═══ Record excerpts

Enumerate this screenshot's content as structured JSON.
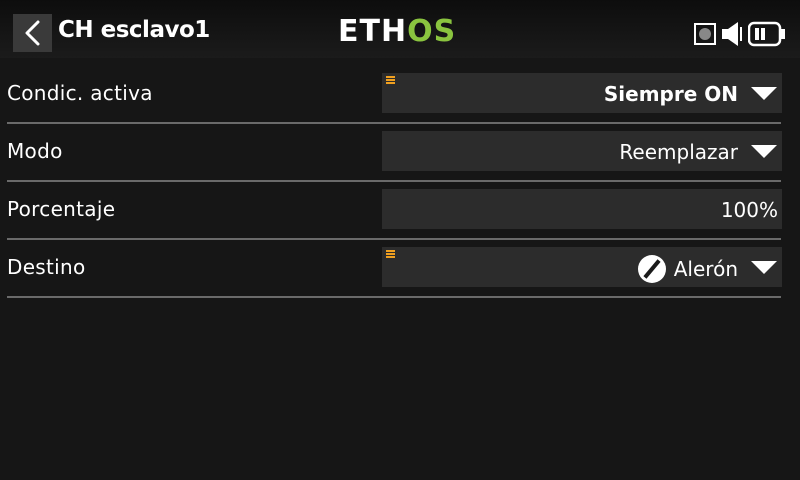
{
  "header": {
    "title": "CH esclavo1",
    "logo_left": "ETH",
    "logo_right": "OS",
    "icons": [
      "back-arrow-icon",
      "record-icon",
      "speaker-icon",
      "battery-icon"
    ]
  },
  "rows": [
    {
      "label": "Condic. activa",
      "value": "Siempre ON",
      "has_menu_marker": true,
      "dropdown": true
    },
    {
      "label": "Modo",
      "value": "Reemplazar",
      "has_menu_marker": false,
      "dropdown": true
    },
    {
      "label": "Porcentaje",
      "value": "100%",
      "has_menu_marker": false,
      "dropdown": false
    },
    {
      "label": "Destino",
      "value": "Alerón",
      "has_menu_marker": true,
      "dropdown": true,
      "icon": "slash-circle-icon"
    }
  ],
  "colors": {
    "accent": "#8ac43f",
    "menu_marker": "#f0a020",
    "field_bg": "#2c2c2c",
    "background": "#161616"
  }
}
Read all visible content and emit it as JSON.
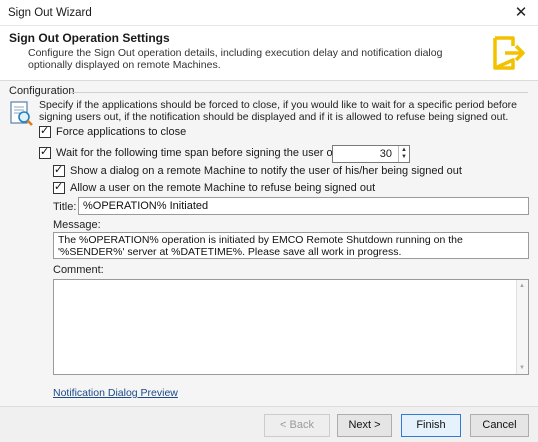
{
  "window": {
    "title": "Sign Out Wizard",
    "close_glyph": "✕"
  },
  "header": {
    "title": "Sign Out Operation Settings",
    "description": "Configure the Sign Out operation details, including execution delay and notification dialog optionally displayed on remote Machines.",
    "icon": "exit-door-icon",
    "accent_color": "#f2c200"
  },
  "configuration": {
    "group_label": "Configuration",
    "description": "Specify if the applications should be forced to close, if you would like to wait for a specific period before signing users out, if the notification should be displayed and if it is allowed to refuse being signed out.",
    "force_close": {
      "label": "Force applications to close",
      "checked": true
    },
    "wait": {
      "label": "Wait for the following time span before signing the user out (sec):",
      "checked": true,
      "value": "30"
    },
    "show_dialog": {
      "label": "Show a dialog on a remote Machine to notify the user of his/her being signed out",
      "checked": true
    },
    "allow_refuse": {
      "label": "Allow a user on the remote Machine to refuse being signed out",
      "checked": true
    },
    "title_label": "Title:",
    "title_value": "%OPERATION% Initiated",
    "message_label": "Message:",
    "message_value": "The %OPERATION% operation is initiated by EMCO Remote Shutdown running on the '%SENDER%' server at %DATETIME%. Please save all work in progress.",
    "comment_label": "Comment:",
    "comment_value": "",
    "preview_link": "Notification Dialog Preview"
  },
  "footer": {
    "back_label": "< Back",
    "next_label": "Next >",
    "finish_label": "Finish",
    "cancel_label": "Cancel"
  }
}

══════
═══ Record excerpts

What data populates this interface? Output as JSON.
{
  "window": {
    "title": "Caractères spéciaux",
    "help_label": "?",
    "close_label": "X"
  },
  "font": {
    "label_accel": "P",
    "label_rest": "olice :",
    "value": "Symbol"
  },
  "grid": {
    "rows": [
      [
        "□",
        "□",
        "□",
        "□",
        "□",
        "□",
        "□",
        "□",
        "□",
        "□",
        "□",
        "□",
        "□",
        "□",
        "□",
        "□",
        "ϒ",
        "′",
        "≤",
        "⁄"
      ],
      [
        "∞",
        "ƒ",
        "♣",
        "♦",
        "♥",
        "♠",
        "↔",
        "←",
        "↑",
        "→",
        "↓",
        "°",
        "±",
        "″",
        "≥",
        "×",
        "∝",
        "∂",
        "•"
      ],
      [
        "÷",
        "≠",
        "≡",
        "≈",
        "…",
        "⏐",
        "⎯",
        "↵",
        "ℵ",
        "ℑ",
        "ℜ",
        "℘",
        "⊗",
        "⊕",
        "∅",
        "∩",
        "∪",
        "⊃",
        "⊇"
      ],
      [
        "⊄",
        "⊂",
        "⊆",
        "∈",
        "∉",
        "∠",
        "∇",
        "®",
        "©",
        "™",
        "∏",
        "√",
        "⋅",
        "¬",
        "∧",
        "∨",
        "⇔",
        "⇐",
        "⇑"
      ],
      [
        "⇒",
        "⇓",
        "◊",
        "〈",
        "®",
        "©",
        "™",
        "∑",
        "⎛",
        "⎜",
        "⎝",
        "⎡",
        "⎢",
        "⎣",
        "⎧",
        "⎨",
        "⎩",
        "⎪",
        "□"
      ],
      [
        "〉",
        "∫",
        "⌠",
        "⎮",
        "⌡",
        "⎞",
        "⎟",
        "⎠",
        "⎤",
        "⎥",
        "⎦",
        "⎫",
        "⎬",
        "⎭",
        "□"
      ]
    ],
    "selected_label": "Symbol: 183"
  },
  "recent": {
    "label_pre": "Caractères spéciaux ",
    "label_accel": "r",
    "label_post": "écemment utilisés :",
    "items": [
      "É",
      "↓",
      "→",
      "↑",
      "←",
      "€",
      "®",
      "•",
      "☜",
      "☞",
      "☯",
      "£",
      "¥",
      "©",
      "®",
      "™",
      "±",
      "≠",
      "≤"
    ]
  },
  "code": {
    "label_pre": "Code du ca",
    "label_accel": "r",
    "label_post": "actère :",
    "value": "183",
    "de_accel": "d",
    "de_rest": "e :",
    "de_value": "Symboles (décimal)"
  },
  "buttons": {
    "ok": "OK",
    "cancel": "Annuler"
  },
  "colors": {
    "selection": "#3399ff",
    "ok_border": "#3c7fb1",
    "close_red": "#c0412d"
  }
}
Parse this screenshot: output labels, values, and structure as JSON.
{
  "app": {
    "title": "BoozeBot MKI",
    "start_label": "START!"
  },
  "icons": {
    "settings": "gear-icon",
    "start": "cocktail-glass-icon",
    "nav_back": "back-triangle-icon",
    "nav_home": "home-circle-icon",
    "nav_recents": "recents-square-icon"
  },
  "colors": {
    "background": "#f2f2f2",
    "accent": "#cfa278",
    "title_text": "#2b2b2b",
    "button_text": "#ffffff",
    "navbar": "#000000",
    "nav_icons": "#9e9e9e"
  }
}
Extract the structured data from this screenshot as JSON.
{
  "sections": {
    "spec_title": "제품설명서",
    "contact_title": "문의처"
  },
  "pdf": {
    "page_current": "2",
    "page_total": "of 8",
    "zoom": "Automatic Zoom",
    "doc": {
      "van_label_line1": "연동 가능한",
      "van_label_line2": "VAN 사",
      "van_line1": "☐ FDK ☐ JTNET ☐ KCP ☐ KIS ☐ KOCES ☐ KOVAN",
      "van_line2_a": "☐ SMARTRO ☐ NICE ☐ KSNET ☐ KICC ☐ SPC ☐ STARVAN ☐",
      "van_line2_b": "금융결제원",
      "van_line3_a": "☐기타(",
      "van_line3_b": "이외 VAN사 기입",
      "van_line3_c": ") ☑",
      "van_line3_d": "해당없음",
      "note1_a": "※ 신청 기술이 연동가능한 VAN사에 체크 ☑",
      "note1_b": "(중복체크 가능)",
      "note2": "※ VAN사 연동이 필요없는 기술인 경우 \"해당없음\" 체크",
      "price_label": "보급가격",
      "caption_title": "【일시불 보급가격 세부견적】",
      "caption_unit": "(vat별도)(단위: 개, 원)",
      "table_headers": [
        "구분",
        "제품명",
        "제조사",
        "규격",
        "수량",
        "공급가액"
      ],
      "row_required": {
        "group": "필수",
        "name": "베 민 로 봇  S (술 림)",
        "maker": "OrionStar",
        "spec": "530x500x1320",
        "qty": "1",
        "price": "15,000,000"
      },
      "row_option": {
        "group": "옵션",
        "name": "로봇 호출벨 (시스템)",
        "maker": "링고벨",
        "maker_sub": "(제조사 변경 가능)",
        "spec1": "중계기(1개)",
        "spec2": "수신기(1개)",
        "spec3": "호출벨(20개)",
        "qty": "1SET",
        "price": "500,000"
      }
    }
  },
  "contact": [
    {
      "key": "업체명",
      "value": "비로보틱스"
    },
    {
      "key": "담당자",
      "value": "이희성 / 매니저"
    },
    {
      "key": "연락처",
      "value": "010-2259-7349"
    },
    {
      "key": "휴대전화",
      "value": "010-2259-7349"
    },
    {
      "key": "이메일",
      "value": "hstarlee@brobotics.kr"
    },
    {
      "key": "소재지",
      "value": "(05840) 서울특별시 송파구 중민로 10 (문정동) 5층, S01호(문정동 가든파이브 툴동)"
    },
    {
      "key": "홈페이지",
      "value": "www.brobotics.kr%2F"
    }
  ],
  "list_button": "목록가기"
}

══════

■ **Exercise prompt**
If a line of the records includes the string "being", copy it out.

■ **Solution to the problem**
    "description": "Specify if the applications should be forced to close, if you would like to wait for a specific period before signing users out, if the notification should be displayed and if it is allowed to refuse being signed out.",
      "label": "Show a dialog on a remote Machine to notify the user of his/her being signed out",
      "label": "Allow a user on the remote Machine to refuse being signed out",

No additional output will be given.